Why the market is suddenly concerned Saudi Arabia will weaponize oil in Khashoggi dispute?
In brief: Saudi Arabia could use its dominant role in the oil market to punish foreign governments if the country faces sanctions or other measures.
Oil rose from a one-month low after U.S. President Donald Trump promised “very severe” consequences in the case of a missing critic of Saudi Arabian leaders.
Futures gained 0.7 percent in New York on Friday, trimming its weekly loss to 3.1 percent. Trump’s remarks came as multiple investigations into Jamal Khashoggi’s disappearance dragged on more than two weeks after he entered the Saudi consulate in Istanbul. Ex-U.S. solicitor-general Ted Olson’s law firm said it is no longer lobbying on behalf of the kingdom, and noted oil IHS Markit Ltd. analyst Dan Yergin won’t attend the ‘Davos in the Desert’ event in Saudi Arabia.
Although the Saudis appear unlikely to follow through on threats to use oil as an economic weapon, “they could potentially do something if they wanted to,” said Josh Graves, senior market strategist at RJO Futures in Chicago.
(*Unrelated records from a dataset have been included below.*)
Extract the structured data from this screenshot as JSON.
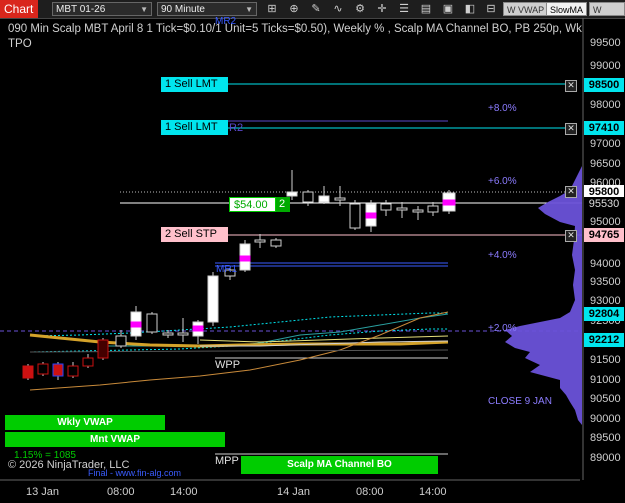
{
  "toolbar": {
    "chart_tab": "Chart",
    "instrument": "MBT 01-26",
    "interval": "90 Minute",
    "indicator_buttons": [
      "W VWAP",
      "SlowMA",
      "W VWAP"
    ]
  },
  "title_line1": "090 Min Scalp MBT April 8 1 Tick=$0.10/1 Unit=5 Ticks=$0.50), Weekly % , Scalp MA Channel BO, PB 250p, Wk",
  "title_line2": "TPO",
  "price_axis": [
    "99500",
    "99000",
    "98000",
    "97000",
    "96500",
    "96000",
    "95500",
    "95000",
    "94000",
    "93500",
    "93000",
    "92500",
    "92000",
    "91500",
    "91000",
    "90500",
    "90000",
    "89500",
    "89000"
  ],
  "price_tags": [
    {
      "text": "98500",
      "bg": "#00e5ee",
      "fg": "#000"
    },
    {
      "text": "97410",
      "bg": "#00e5ee",
      "fg": "#000"
    },
    {
      "text": "95800",
      "bg": "#ffffff",
      "fg": "#000"
    },
    {
      "text": "95530",
      "bg": "#000000",
      "fg": "#ddd"
    },
    {
      "text": "94765",
      "bg": "#ffc0cb",
      "fg": "#000"
    },
    {
      "text": "92804",
      "bg": "#00e5ee",
      "fg": "#000"
    },
    {
      "text": "92212",
      "bg": "#00e5ee",
      "fg": "#000"
    }
  ],
  "orders": {
    "sell_lmt_1": "1 Sell LMT",
    "sell_lmt_2": "1 Sell LMT",
    "sell_stp": "2 Sell STP",
    "position_pnl": "$54.00",
    "position_qty": "2"
  },
  "percent_levels": [
    "+8.0%",
    "+6.0%",
    "+4.0%",
    "+2.0%"
  ],
  "weekly_labels": {
    "top": "MR2",
    "r2": "R2",
    "mid": "MR1"
  },
  "labels": {
    "close": "CLOSE 9 JAN",
    "wpp": "WPP",
    "mpp": "MPP",
    "wkly_vwap": "Wkly VWAP",
    "mnt_vwap": "Mnt VWAP",
    "pct_note": "1.15% = 1085",
    "scalp_ma": "Scalp MA Channel BO",
    "copyright": "© 2026 NinjaTrader, LLC",
    "final": "Final - www.fin-alg.com"
  },
  "time_axis": [
    "13 Jan",
    "08:00",
    "14:00",
    "14 Jan",
    "08:00",
    "14:00"
  ],
  "colors": {
    "accent_red": "#d9261c",
    "cyan": "#00e5ee",
    "purple": "#6a52d9",
    "green": "#00cc00",
    "magenta": "#ff00ff"
  }
}
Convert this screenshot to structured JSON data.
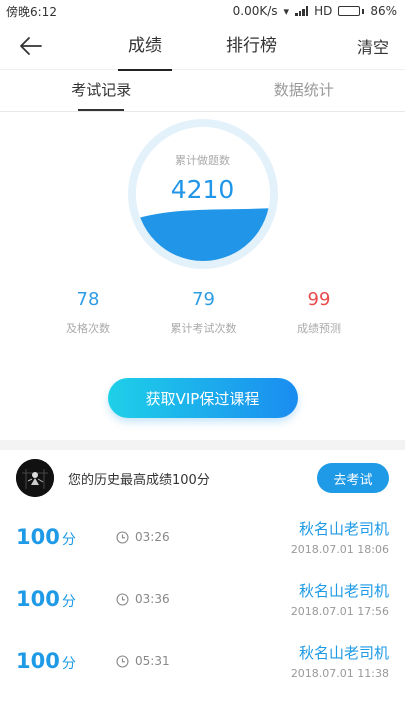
{
  "status_bar": {
    "time": "傍晚6:12",
    "network_speed": "0.00K/s",
    "network_type": "HD",
    "battery": "86%",
    "battery_level": 0.86
  },
  "nav": {
    "tabs": [
      "成绩",
      "排行榜"
    ],
    "active_tab": 0,
    "clear_label": "清空"
  },
  "subtabs": {
    "items": [
      "考试记录",
      "数据统计"
    ],
    "active": 0
  },
  "summary": {
    "label": "累计做题数",
    "value": "4210",
    "fill_level": 0.35
  },
  "stats": [
    {
      "value": "78",
      "label": "及格次数",
      "color": "#2e9de6"
    },
    {
      "value": "79",
      "label": "累计考试次数",
      "color": "#2e9de6"
    },
    {
      "value": "99",
      "label": "成绩预测",
      "color": "#e94b4b"
    }
  ],
  "vip_button": "获取VIP保过课程",
  "best": {
    "text": "您的历史最高成绩100分",
    "button": "去考试"
  },
  "records": [
    {
      "score": "100",
      "unit": "分",
      "duration": "03:26",
      "name": "秋名山老司机",
      "date": "2018.07.01  18:06"
    },
    {
      "score": "100",
      "unit": "分",
      "duration": "03:36",
      "name": "秋名山老司机",
      "date": "2018.07.01  17:56"
    },
    {
      "score": "100",
      "unit": "分",
      "duration": "05:31",
      "name": "秋名山老司机",
      "date": "2018.07.01  11:38"
    }
  ],
  "colors": {
    "accent": "#1e9ae6",
    "wave": "#2196e8",
    "ring": "#e3f1fb",
    "danger": "#e94b4b"
  }
}
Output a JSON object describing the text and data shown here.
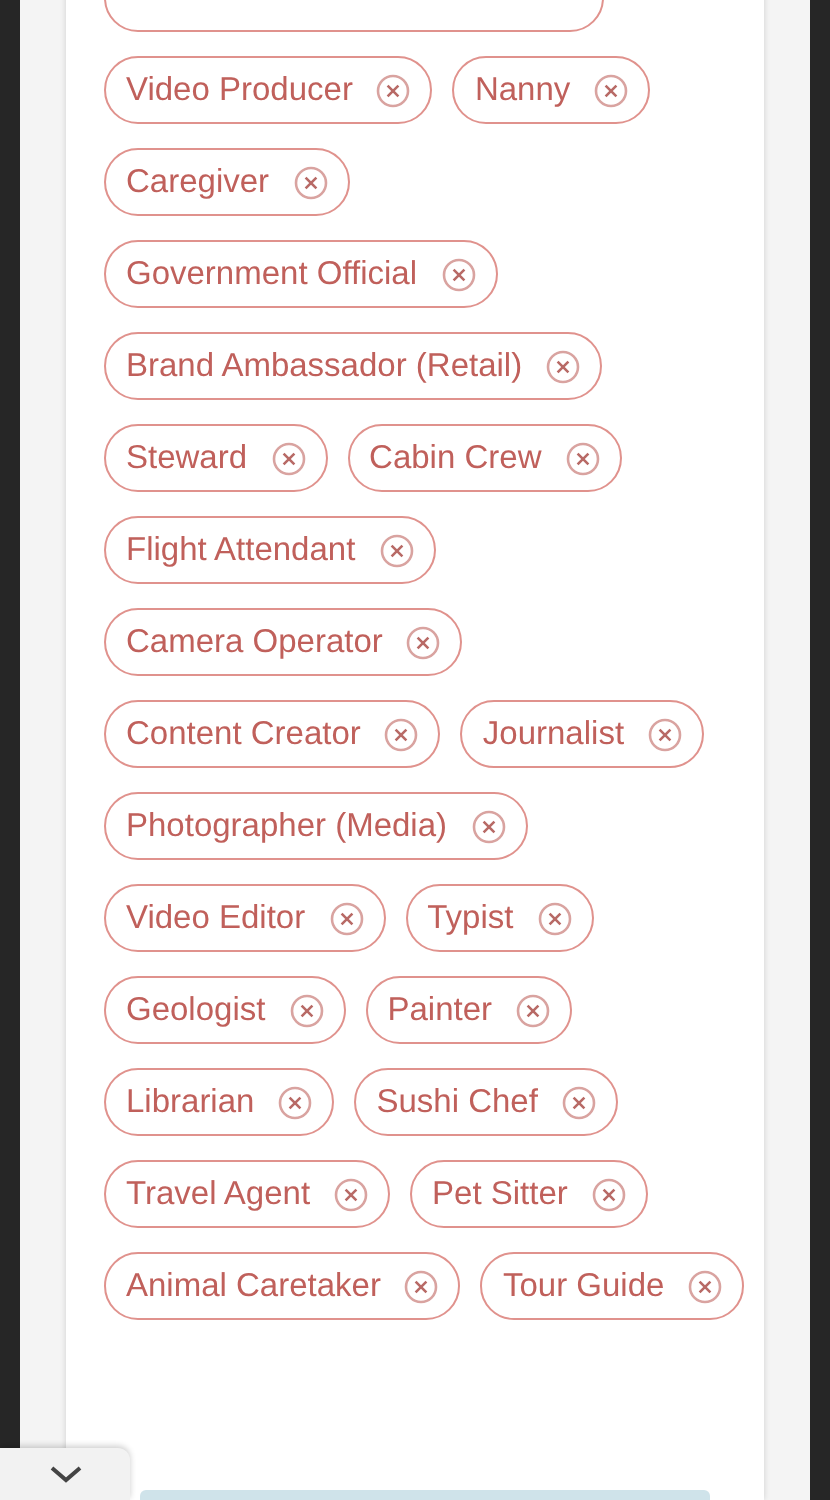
{
  "tags": [
    {
      "label": "Video Producer"
    },
    {
      "label": "Nanny"
    },
    {
      "label": "Caregiver"
    },
    {
      "label": "Government Official"
    },
    {
      "label": "Brand Ambassador (Retail)"
    },
    {
      "label": "Steward"
    },
    {
      "label": "Cabin Crew"
    },
    {
      "label": "Flight Attendant"
    },
    {
      "label": "Camera Operator"
    },
    {
      "label": "Content Creator"
    },
    {
      "label": "Journalist"
    },
    {
      "label": "Photographer (Media)"
    },
    {
      "label": "Video Editor"
    },
    {
      "label": "Typist"
    },
    {
      "label": "Geologist"
    },
    {
      "label": "Painter"
    },
    {
      "label": "Librarian"
    },
    {
      "label": "Sushi Chef"
    },
    {
      "label": "Travel Agent"
    },
    {
      "label": "Pet Sitter"
    },
    {
      "label": "Animal Caretaker"
    },
    {
      "label": "Tour Guide"
    }
  ]
}
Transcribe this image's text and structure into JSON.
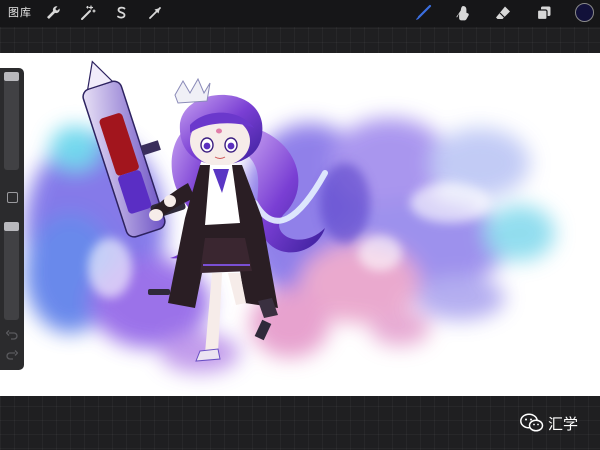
{
  "toolbar": {
    "gallery_label": "图库",
    "actions_icon": "wrench-icon",
    "adjustments_icon": "magic-wand-icon",
    "selection_icon": "selection-s-icon",
    "transform_icon": "arrow-cursor-icon",
    "brush_icon": "brush-icon",
    "smudge_icon": "smudge-finger-icon",
    "eraser_icon": "eraser-icon",
    "layers_icon": "layers-icon",
    "current_color": "#12113a",
    "active_tool_color": "#3b6fe0"
  },
  "sidebar": {
    "brush_size_level": 0.0,
    "opacity_level": 0.0,
    "modify_icon": "square-modify-icon",
    "undo_icon": "undo-icon",
    "redo_icon": "redo-icon"
  },
  "canvas": {
    "background": "#ffffff",
    "artwork": "watercolor-character-illustration"
  },
  "watermark": {
    "icon": "wechat-icon",
    "text": "汇学"
  }
}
What exactly did Saudi Arabia say to worry the oil market?
In interview excerpts released recently, Trump told the CBS program "60 Minutes" that the kingdom would face "severe punishment" if the allegations against it turn out to be true. This came after U.S. lawmakers raised the prospect of applying sanctions against Saudi individuals meant to punish human rights abuses.
The following morning, the Saudi Press Agency issued a statement saying Riyadh rejects all threats of economic sanctions, political pressure and false accusations, adding that it will respond to any action with "greater action."
What caught the eye of many oil market watchers was a reminder in the statement that "the Kingdom's economy has an influential and vital role in the global economy." Some took that as a veiled threat that Saudi Arabia could withhold supply and let oil prices rise.
A few hours later, the Saudi embassy in Washington, D.C., tweeted a clarification of the statement, saying it appreciated those who are not jumping to conclusions, including the United States.
Why does this matter?
Saudi Arabia produces about 10.5 million barrels of oil per day, equal to more than 10 percent of global crude demand. It exports about 7 million barrels a day of oil, depending on the month.
Given those figures, the kingdom is a central pillar of the global oil market at any time. But its influence is especially pronounced right now.
That's because the Trump administration is aiming to wipe out oil exports from Iran, OPEC's third-biggest partner and a longtime enemy of both Saudi Arabia and the United States. Trump restored sanctions on Iran in May and gave oil buyers until Nov. 4 to stop importing Iranian crude.
Saudi Arabia is one of the few OPEC nations with enough spare capacity to offset the loss of Iranian barrels. The Trump administration is relying on the kingdom to increase output and blunt the upward pressure on oil prices caused by its Iran policy.
Brent crude recently hit a nearly four-year high above $86 a barrel, largely fueled by uncertainty over the impact of the Iran sanctions and concerns about Saudi Arabia's ability to fill the gap.
"The question is will Saudi really use this oil weapon?" Helima Croft, global head of commodity strategy at RBC Capital Markets told CNBC's "Closing Bell" on October the 15th. "That would endanger Saudi's reputation as a stable, reliable supplier to global markets."
Fears are spreading that Saudi Arabia, amid the growing global outcry caused by the disappearance of Saudi journalist Jamal Khashoggi, may hit back at potential economic sanctions by weaponizing its oil dominance.